Meanwhile, Back at the Ranch by Anne Isaacs

Meanwhile, Back at the Ranch by Anne Isaacs, illustrated by Kevin Hawkes

Rating: 4.5 stars

You could hear a pin drop when I read this very wordy picture book to my trio a few days ago.  Storyteller Anne Isaacs writes a fun tall tale about a rich widow ridding herself of suitors. I would never have predicted each of my children would care so much about the story!

And here's a brief synopsis of that story:

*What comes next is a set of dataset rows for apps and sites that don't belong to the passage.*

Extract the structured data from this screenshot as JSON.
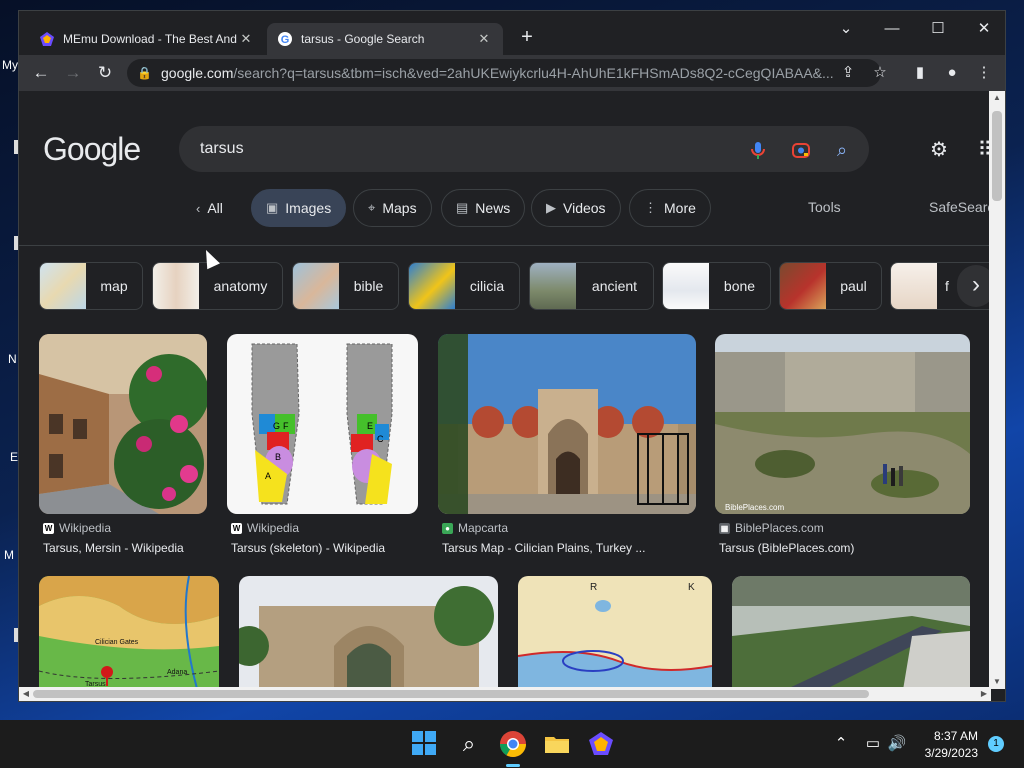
{
  "desktop": {
    "icon_labels": [
      "My",
      "N",
      "E",
      "M"
    ]
  },
  "tabs": [
    {
      "title": "MEmu Download - The Best Andr",
      "favicon": "memu-icon",
      "active": false
    },
    {
      "title": "tarsus - Google Search",
      "favicon": "google-icon",
      "active": true
    }
  ],
  "window_controls": {
    "chevron": "⌄",
    "minimize": "—",
    "maximize": "☐",
    "close": "✕"
  },
  "toolbar": {
    "url_host": "google.com",
    "url_rest": "/search?q=tarsus&tbm=isch&ved=2ahUKEwiykcrlu4H-AhUhE1kFHSmADs8Q2-cCegQIABAA&..."
  },
  "google": {
    "logo_text": "Google",
    "search_value": "tarsus"
  },
  "nav_chips": [
    {
      "label": "All",
      "icon": "chevron-left-icon",
      "active": false
    },
    {
      "label": "Images",
      "icon": "image-icon",
      "active": true
    },
    {
      "label": "Maps",
      "icon": "map-pin-icon",
      "active": false
    },
    {
      "label": "News",
      "icon": "news-icon",
      "active": false
    },
    {
      "label": "Videos",
      "icon": "video-icon",
      "active": false
    },
    {
      "label": "More",
      "icon": "more-icon",
      "active": false
    }
  ],
  "nav_extra": {
    "tools": "Tools",
    "safesearch": "SafeSearc"
  },
  "related_searches": [
    "map",
    "anatomy",
    "bible",
    "cilicia",
    "ancient",
    "bone",
    "paul",
    "f"
  ],
  "results": [
    {
      "source": "Wikipedia",
      "title": "Tarsus, Mersin - Wikipedia",
      "source_icon": "wikipedia-icon"
    },
    {
      "source": "Wikipedia",
      "title": "Tarsus (skeleton) - Wikipedia",
      "source_icon": "wikipedia-icon"
    },
    {
      "source": "Mapcarta",
      "title": "Tarsus Map - Cilician Plains, Turkey ...",
      "source_icon": "mapcarta-icon"
    },
    {
      "source": "BiblePlaces.com",
      "title": "Tarsus (BiblePlaces.com)",
      "source_icon": "bibleplaces-icon"
    }
  ],
  "image_text": {
    "watermark": "BiblePlaces.com",
    "map_labels": [
      "Cilician Gates",
      "Adana",
      "Tarsus"
    ],
    "foot_letters": [
      "G",
      "F",
      "E",
      "C",
      "B",
      "A"
    ],
    "old_map_letters": [
      "R",
      "K"
    ]
  },
  "clock": {
    "time": "8:37 AM",
    "date": "3/29/2023"
  },
  "notification_count": "1",
  "colors": {
    "accent": "#8ab4f8",
    "chip_active": "#394457",
    "taskbar_accent": "#60cdff"
  }
}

In 1870, the widow Tulip Jones inherits 35 million dollars and a ranch at By-Golly Gully, Texas.  She immediately hops the next boat over to America from her native England (she brings "two trunks of tea and her twelve pet tortoises" and three servants that would soon serve as ranch-hands). When the Widow Jones gets there, she and her three ladies-in-waiting soon realize that everything grows bigger in Texas.  "Potatoes are so big it only takes seven of them to make a dozen."  Her turtles grow to the size of thoroughbreds, and she treats them as the speedy steeds they become.
By Golly Gully was so hot that chickens laid hard-boiled eggs,
and lizards hobbled around on stilts to avoid
burning their feet on the ground.

But it's her money, not her green thumb or animal husbandry, that makes men line up for miles to propose to her. Every day she fends them off one at a time, and every night she sits and chats with Charlie, the ranch's baker, and eats the delicious things he makes for her to try.

She comes up with a plan to get rid of the suitors by making her hand in marriage something to be won in an impossible contest.  Meanwhile, back at the ranch, her three ranch hand pals come up with their own plan: to invite a thousand brides to come and take the thousand suitors off of the Widow Jones' hands.

These two plans unfold simultaneously and seamlessly, and my kids were wrapped up in the drama as Anne Isaacs builds up the story in a great, too tall Texas way.  I won't spill all the beans, but you've probably guessed that there were some very entertaining hiccups in each of the plans, and the thousand brides end up scaring away the main bad guys--the Hole in the Pants Gang--because these guys would rather go to jail than get married.

(I did my best not to laugh out loud and then explain why that was so funny on that point while reading to my kids.)

Anyway, the three ranch hands also find husbands so the Widow Jones is left...alone.  Just for the moment, because her baker Charlie has more to offer her than a baked good at the end of her last day of suitors.  He has a diamond ring for her to try.  It's a happy ending after a long, rollicking tale that just feels good to everyone.

Hats off to Anne Isaacs here for writing such a break-the-rules long picture book that really would be less good if it was less wordy.  I'm surprised I like it so much because the story is all about getting hitched, and I think the normal picture book audience is too young to think much about that.  And it's looooong...I'm surprised three year old Kiefer sat through it.

Illustrator Kevin Hawkes might be a big part of the reason he did.  Hawkes is incredible, crazy talented, excelling at making downright impossible things look like they could happen tomorrow morning, if only you were in the right place.  He illustrated one of my favorite holiday books, Santa From Cincinnati, as well as two books I've not reviewed but bought because the illustrations just blew me away (the stories are wonderful, too!): The Library Lion and Velma Gratch and the Way Cool Butterfly.

For me, Isaacs and Hawkes make a fantastic duo.  I'd like to see them pair up again!

No comments:

Post a Comment